What you are asked to do »
With pictures omitted, restate the data word for word.

====== Raw data ======

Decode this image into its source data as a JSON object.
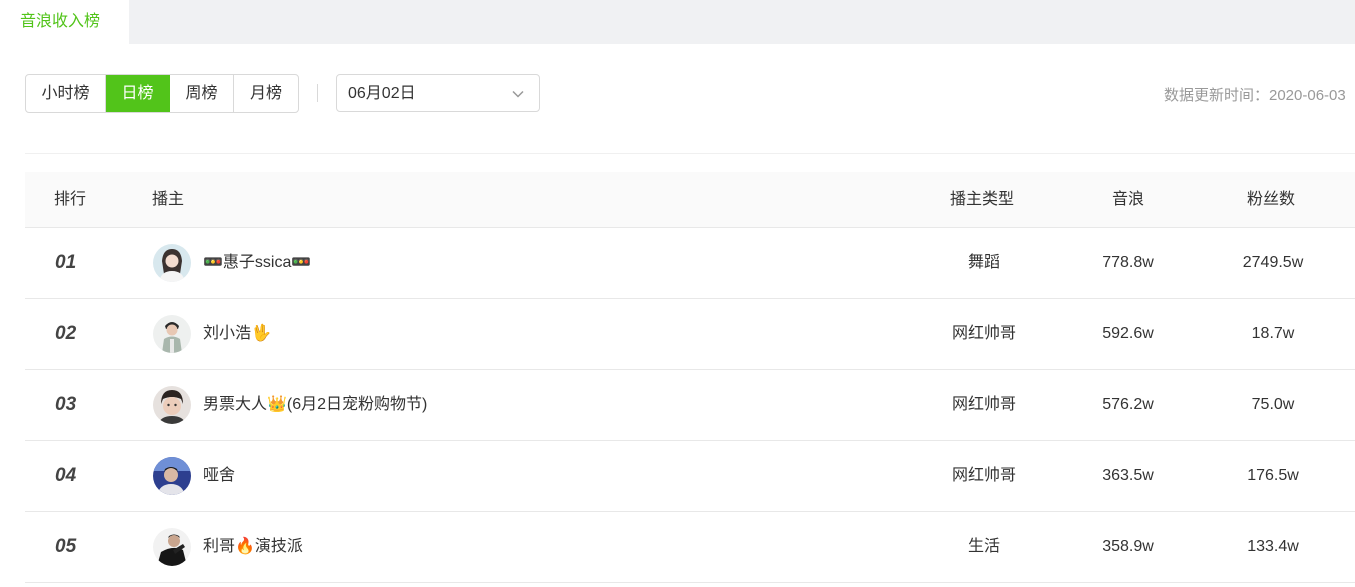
{
  "tabs": {
    "active": "音浪收入榜"
  },
  "period_tabs": [
    "小时榜",
    "日榜",
    "周榜",
    "月榜"
  ],
  "active_period": "日榜",
  "date_select": {
    "value": "06月02日"
  },
  "update_time": "数据更新时间：2020-06-03",
  "table": {
    "headers": {
      "rank": "排行",
      "streamer": "播主",
      "type": "播主类型",
      "sound": "音浪",
      "fans": "粉丝数"
    },
    "rows": [
      {
        "rank": "01",
        "name": "🚥惠子ssica🚥",
        "type": "舞蹈",
        "sound": "778.8w",
        "fans": "2749.5w"
      },
      {
        "rank": "02",
        "name": "刘小浩🖖",
        "type": "网红帅哥",
        "sound": "592.6w",
        "fans": "18.7w"
      },
      {
        "rank": "03",
        "name": "男票大人👑(6月2日宠粉购物节)",
        "type": "网红帅哥",
        "sound": "576.2w",
        "fans": "75.0w"
      },
      {
        "rank": "04",
        "name": "哑舍",
        "type": "网红帅哥",
        "sound": "363.5w",
        "fans": "176.5w"
      },
      {
        "rank": "05",
        "name": "利哥🔥演技派",
        "type": "生活",
        "sound": "358.9w",
        "fans": "133.4w"
      }
    ]
  },
  "colors": {
    "accent": "#52c41a",
    "header_bg": "#fafafa",
    "tabbar_bg": "#f0f1f3"
  }
}
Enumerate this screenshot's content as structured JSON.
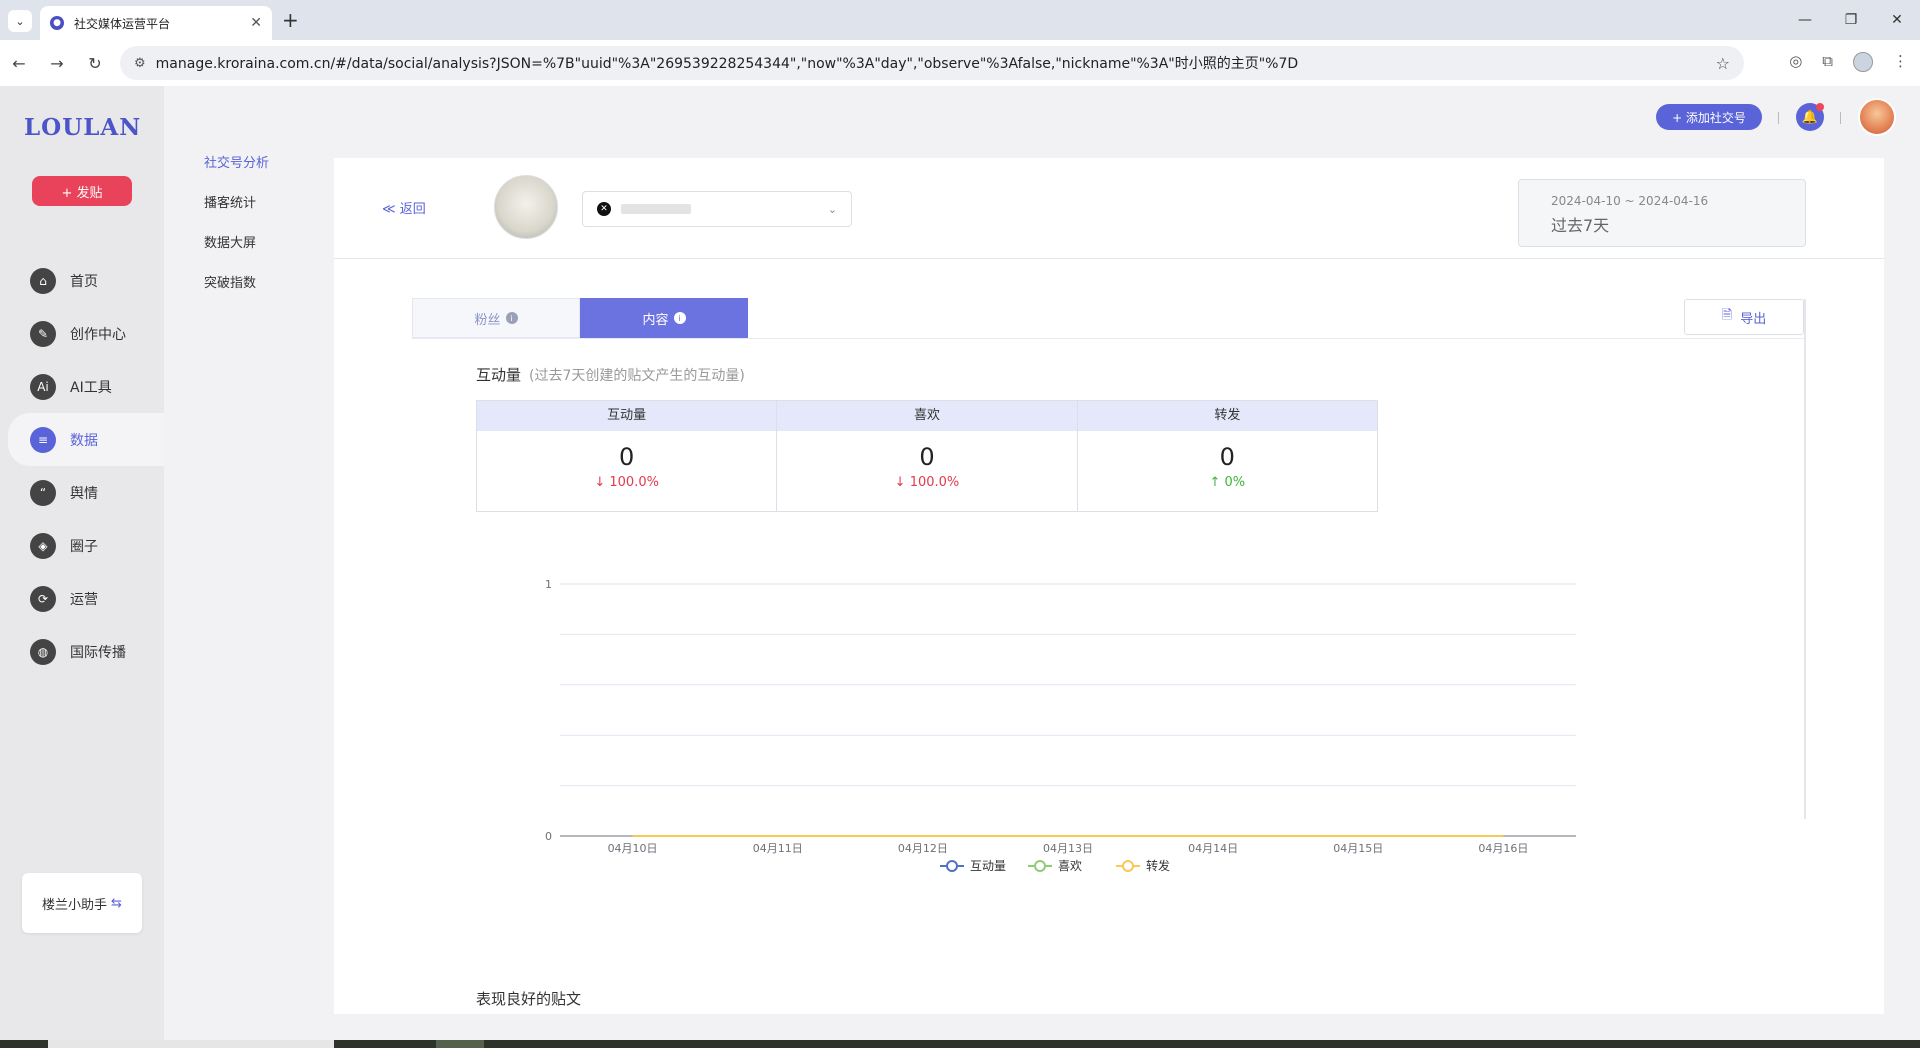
{
  "browser": {
    "tab_title": "社交媒体运营平台",
    "url": "manage.kroraina.com.cn/#/data/social/analysis?JSON=%7B\"uuid\"%3A\"269539228254344\",\"now\"%3A\"day\",\"observe\"%3Afalse,\"nickname\"%3A\"时小照的主页\"%7D"
  },
  "sidebar": {
    "logo": "LOULAN",
    "post_button": "+ 发贴",
    "items": [
      {
        "label": "首页",
        "icon": "home-icon"
      },
      {
        "label": "创作中心",
        "icon": "palette-icon"
      },
      {
        "label": "AI工具",
        "icon": "ai-icon"
      },
      {
        "label": "数据",
        "icon": "database-icon",
        "active": true
      },
      {
        "label": "舆情",
        "icon": "quote-icon"
      },
      {
        "label": "圈子",
        "icon": "compass-icon"
      },
      {
        "label": "运营",
        "icon": "cycle-icon"
      },
      {
        "label": "国际传播",
        "icon": "globe-icon"
      }
    ],
    "helper": "楼兰小助手"
  },
  "subnav": {
    "items": [
      "社交号分析",
      "播客统计",
      "数据大屏",
      "突破指数"
    ],
    "active_index": 0
  },
  "header": {
    "add_social": "+ 添加社交号",
    "back": "≪ 返回",
    "date_range": "2024-04-10 ~ 2024-04-16",
    "period": "过去7天"
  },
  "tabs": [
    {
      "label": "粉丝",
      "active": false
    },
    {
      "label": "内容",
      "active": true
    }
  ],
  "export_label": "导出",
  "metrics": {
    "title": "互动量",
    "subtitle": "(过去7天创建的贴文产生的互动量)",
    "columns": [
      {
        "header": "互动量",
        "value": "0",
        "change": "100.0%",
        "direction": "down"
      },
      {
        "header": "喜欢",
        "value": "0",
        "change": "100.0%",
        "direction": "down"
      },
      {
        "header": "转发",
        "value": "0",
        "change": "0%",
        "direction": "up"
      }
    ]
  },
  "chart_data": {
    "type": "line",
    "x": [
      "04月10日",
      "04月11日",
      "04月12日",
      "04月13日",
      "04月14日",
      "04月15日",
      "04月16日"
    ],
    "ylim": [
      0,
      1
    ],
    "y_ticks": [
      "1",
      "0"
    ],
    "grid": true,
    "legend_position": "bottom",
    "series": [
      {
        "name": "互动量",
        "values": [
          0,
          0,
          0,
          0,
          0,
          0,
          0
        ],
        "color": "#5470c6"
      },
      {
        "name": "喜欢",
        "values": [
          0,
          0,
          0,
          0,
          0,
          0,
          0
        ],
        "color": "#91cc75"
      },
      {
        "name": "转发",
        "values": [
          0,
          0,
          0,
          0,
          0,
          0,
          0
        ],
        "color": "#fac858"
      }
    ]
  },
  "section_title": "表现良好的贴文"
}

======

Output below »
Decode this image into its source data as a JSON object.
{
  "tabs": {
    "active": "音浪收入榜"
  },
  "period_tabs": [
    "小时榜",
    "日榜",
    "周榜",
    "月榜"
  ],
  "active_period": "日榜",
  "date_select": {
    "value": "06月02日"
  },
  "update_time": "数据更新时间：2020-06-03",
  "table": {
    "headers": {
      "rank": "排行",
      "streamer": "播主",
      "type": "播主类型",
      "sound": "音浪",
      "fans": "粉丝数"
    },
    "rows": [
      {
        "rank": "01",
        "name": "🚥惠子ssica🚥",
        "type": "舞蹈",
        "sound": "778.8w",
        "fans": "2749.5w"
      },
      {
        "rank": "02",
        "name": "刘小浩🖖",
        "type": "网红帅哥",
        "sound": "592.6w",
        "fans": "18.7w"
      },
      {
        "rank": "03",
        "name": "男票大人👑(6月2日宠粉购物节)",
        "type": "网红帅哥",
        "sound": "576.2w",
        "fans": "75.0w"
      },
      {
        "rank": "04",
        "name": "哑舍",
        "type": "网红帅哥",
        "sound": "363.5w",
        "fans": "176.5w"
      },
      {
        "rank": "05",
        "name": "利哥🔥演技派",
        "type": "生活",
        "sound": "358.9w",
        "fans": "133.4w"
      }
    ]
  },
  "colors": {
    "accent": "#52c41a",
    "header_bg": "#fafafa",
    "tabbar_bg": "#f0f1f3"
  }
}
Enumerate this screenshot's content as structured JSON.
{
  "browser": {
    "tab_title": "社交媒体运营平台",
    "url": "manage.kroraina.com.cn/#/data/social/analysis?JSON=%7B\"uuid\"%3A\"269539228254344\",\"now\"%3A\"day\",\"observe\"%3Afalse,\"nickname\"%3A\"时小照的主页\"%7D"
  },
  "sidebar": {
    "logo": "LOULAN",
    "post_button": "+ 发贴",
    "items": [
      {
        "label": "首页",
        "icon": "home-icon"
      },
      {
        "label": "创作中心",
        "icon": "palette-icon"
      },
      {
        "label": "AI工具",
        "icon": "ai-icon"
      },
      {
        "label": "数据",
        "icon": "database-icon",
        "active": true
      },
      {
        "label": "舆情",
        "icon": "quote-icon"
      },
      {
        "label": "圈子",
        "icon": "compass-icon"
      },
      {
        "label": "运营",
        "icon": "cycle-icon"
      },
      {
        "label": "国际传播",
        "icon": "globe-icon"
      }
    ],
    "helper": "楼兰小助手"
  },
  "subnav": {
    "items": [
      "社交号分析",
      "播客统计",
      "数据大屏",
      "突破指数"
    ],
    "active_index": 0
  },
  "header": {
    "add_social": "+ 添加社交号",
    "back": "≪ 返回",
    "date_range": "2024-04-10 ~ 2024-04-16",
    "period": "过去7天"
  },
  "tabs": [
    {
      "label": "粉丝",
      "active": false
    },
    {
      "label": "内容",
      "active": true
    }
  ],
  "export_label": "导出",
  "metrics": {
    "title": "互动量",
    "subtitle": "(过去7天创建的贴文产生的互动量)",
    "columns": [
      {
        "header": "互动量",
        "value": "0",
        "change": "100.0%",
        "direction": "down"
      },
      {
        "header": "喜欢",
        "value": "0",
        "change": "100.0%",
        "direction": "down"
      },
      {
        "header": "转发",
        "value": "0",
        "change": "0%",
        "direction": "up"
      }
    ]
  },
  "chart_data": {
    "type": "line",
    "x": [
      "04月10日",
      "04月11日",
      "04月12日",
      "04月13日",
      "04月14日",
      "04月15日",
      "04月16日"
    ],
    "ylim": [
      0,
      1
    ],
    "y_ticks": [
      "1",
      "0"
    ],
    "grid": true,
    "legend_position": "bottom",
    "series": [
      {
        "name": "互动量",
        "values": [
          0,
          0,
          0,
          0,
          0,
          0,
          0
        ],
        "color": "#5470c6"
      },
      {
        "name": "喜欢",
        "values": [
          0,
          0,
          0,
          0,
          0,
          0,
          0
        ],
        "color": "#91cc75"
      },
      {
        "name": "转发",
        "values": [
          0,
          0,
          0,
          0,
          0,
          0,
          0
        ],
        "color": "#fac858"
      }
    ]
  },
  "section_title": "表现良好的贴文"
}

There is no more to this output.